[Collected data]
----

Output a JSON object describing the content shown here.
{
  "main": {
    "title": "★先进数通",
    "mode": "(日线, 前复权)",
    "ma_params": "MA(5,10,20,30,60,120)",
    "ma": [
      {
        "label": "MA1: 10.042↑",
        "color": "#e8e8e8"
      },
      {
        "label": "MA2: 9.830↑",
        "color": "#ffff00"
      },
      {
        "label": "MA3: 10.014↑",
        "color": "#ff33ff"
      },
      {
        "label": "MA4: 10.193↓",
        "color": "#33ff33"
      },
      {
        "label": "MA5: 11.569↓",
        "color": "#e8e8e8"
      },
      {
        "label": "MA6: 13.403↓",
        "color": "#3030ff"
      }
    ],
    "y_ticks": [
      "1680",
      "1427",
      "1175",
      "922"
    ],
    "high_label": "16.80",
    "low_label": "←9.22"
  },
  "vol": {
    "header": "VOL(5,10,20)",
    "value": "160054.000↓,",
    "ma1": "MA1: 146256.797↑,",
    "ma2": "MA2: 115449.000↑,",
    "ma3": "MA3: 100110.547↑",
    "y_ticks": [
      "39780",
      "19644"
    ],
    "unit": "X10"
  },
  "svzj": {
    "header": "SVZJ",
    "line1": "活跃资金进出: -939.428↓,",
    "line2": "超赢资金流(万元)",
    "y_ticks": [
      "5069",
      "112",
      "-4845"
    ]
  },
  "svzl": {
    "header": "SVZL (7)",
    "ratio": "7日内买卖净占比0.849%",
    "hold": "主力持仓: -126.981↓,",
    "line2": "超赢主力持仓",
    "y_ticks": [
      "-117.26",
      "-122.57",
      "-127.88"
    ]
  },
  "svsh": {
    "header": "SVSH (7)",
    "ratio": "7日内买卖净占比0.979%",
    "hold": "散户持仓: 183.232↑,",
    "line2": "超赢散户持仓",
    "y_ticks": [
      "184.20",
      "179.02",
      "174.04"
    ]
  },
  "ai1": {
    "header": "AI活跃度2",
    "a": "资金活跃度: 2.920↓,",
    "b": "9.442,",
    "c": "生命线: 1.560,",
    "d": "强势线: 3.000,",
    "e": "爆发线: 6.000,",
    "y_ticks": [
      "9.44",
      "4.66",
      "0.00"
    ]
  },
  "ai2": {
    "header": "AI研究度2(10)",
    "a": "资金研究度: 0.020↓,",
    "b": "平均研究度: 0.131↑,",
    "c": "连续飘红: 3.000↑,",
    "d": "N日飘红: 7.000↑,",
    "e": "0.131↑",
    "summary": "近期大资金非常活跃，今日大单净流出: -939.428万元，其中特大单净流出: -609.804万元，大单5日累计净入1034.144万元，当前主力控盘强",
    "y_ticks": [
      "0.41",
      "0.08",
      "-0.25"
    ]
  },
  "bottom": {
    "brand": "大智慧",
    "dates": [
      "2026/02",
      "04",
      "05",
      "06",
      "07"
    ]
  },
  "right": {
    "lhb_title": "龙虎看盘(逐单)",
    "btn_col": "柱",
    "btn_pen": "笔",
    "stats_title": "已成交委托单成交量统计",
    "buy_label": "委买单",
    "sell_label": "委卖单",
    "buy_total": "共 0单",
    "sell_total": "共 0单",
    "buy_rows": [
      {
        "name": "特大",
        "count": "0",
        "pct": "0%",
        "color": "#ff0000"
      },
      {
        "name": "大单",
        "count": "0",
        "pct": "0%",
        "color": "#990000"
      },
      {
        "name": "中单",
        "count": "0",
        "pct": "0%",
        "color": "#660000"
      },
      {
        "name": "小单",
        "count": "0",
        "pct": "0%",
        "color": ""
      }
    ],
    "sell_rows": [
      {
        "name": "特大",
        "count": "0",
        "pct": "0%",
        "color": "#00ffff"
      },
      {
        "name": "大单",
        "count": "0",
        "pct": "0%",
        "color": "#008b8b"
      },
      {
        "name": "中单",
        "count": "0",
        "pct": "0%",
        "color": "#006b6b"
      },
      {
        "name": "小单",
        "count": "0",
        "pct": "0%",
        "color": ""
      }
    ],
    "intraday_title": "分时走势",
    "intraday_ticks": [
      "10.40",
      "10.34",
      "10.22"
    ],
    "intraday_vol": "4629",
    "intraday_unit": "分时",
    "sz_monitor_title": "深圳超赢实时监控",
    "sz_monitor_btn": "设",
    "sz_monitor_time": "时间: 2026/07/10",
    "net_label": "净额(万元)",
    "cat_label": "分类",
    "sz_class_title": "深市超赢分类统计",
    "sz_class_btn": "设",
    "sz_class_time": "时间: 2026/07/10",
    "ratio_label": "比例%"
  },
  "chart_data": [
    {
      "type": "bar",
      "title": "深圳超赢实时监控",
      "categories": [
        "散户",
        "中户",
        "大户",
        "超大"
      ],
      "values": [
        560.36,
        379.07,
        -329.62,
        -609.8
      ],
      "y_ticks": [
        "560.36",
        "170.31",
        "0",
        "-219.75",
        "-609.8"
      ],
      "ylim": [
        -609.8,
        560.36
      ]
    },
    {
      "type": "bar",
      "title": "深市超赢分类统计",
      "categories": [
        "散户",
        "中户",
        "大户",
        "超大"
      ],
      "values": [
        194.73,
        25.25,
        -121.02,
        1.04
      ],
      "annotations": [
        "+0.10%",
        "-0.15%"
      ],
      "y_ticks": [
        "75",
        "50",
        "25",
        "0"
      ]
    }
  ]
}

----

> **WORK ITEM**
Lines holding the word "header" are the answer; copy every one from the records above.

> **FINISHED EXERCISE**
    "header": "VOL(5,10,20)",
    "header": "SVZJ",
    "header": "SVZL (7)",
    "header": "SVSH (7)",
    "header": "AI活跃度2",
    "header": "AI研究度2(10)",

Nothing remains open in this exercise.